Eidinger explained that if the legislation is passed, farmers—and perhaps even the state—will file a lawsuit to protect themselves from DEA prosecution. "The state could say [the DEA] has no authority here because the DEA only regulates marijuana," he said. "The logic is that [industrial hemp] is legal to import, eat and sell. It should be legal to grow."
Though Eidinger said he wouldn't be surprised if farmers decided to test the law enforcement themselves by growing hemp before getting judicial approval, he said, "We would urge farmers not to grow hemp until we get approval from a federal judge saying that the DEA should not interfere."
"It could be a very quick legal decision," Eidinger said. "If it's signed [into law] this year, it's not at all unreasonable that next growing season, we could be growing it."
Only weeks before California's vote, North Dakota's legislature changed its law to remove DEA licensing as a requirement for state licenses for growing industrial hemp. Vote Hemp is supporting a lawsuit, expected to be filed in the next few weeks by North Dakota-licensed hemp farmers, seeking to prevent the DEA from enforcing federal marijuana laws against them.
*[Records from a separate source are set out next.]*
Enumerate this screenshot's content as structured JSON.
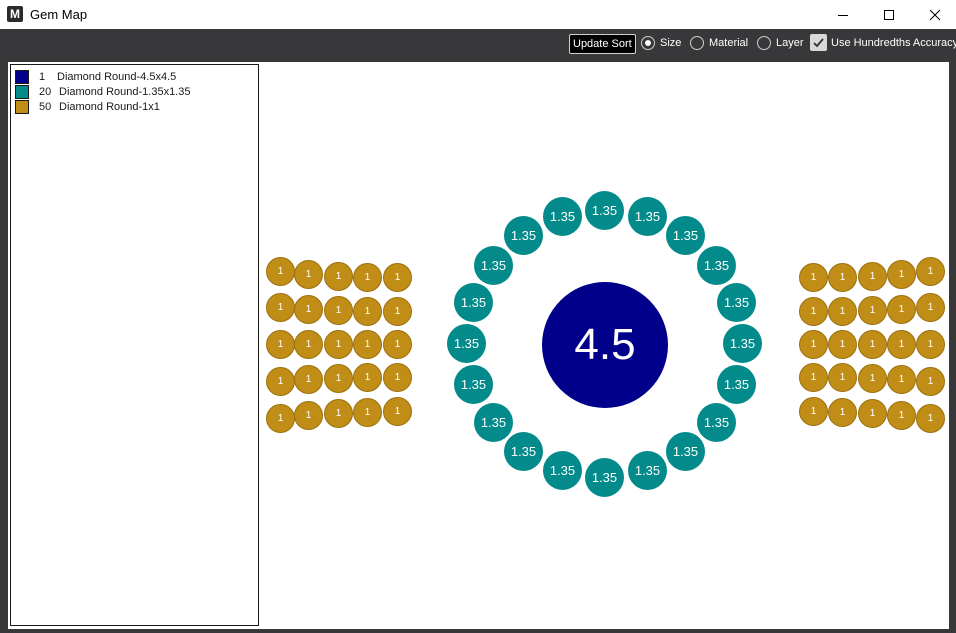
{
  "window": {
    "title": "Gem Map",
    "app_icon_letter": "M",
    "controls": [
      "minimize-icon",
      "maximize-icon",
      "close-icon"
    ]
  },
  "toolbar": {
    "update_sort_label": "Update Sort",
    "sort_options": [
      {
        "label": "Size",
        "checked": true
      },
      {
        "label": "Material",
        "checked": false
      },
      {
        "label": "Layer",
        "checked": false
      }
    ],
    "hundredths_label": "Use Hundredths Accuracy",
    "hundredths_checked": true
  },
  "legend": {
    "items": [
      {
        "count": "1",
        "name": "Diamond Round-4.5x4.5",
        "color": "#00008b"
      },
      {
        "count": "20",
        "name": "Diamond Round-1.35x1.35",
        "color": "#038a8a"
      },
      {
        "count": "50",
        "name": "Diamond Round-1x1",
        "color": "#c08d17"
      }
    ]
  },
  "gem_labels": {
    "center": "4.5",
    "ring": "1.35",
    "side": "1"
  },
  "colors": {
    "center_gem": "#00008b",
    "ring_gem": "#038a8a",
    "side_gem": "#c08d17",
    "frame": "#38383b"
  }
}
If the North Dakota or California farmers' lawsuits are successful, each state could implement its own hemp farming laws without the DEA's interference.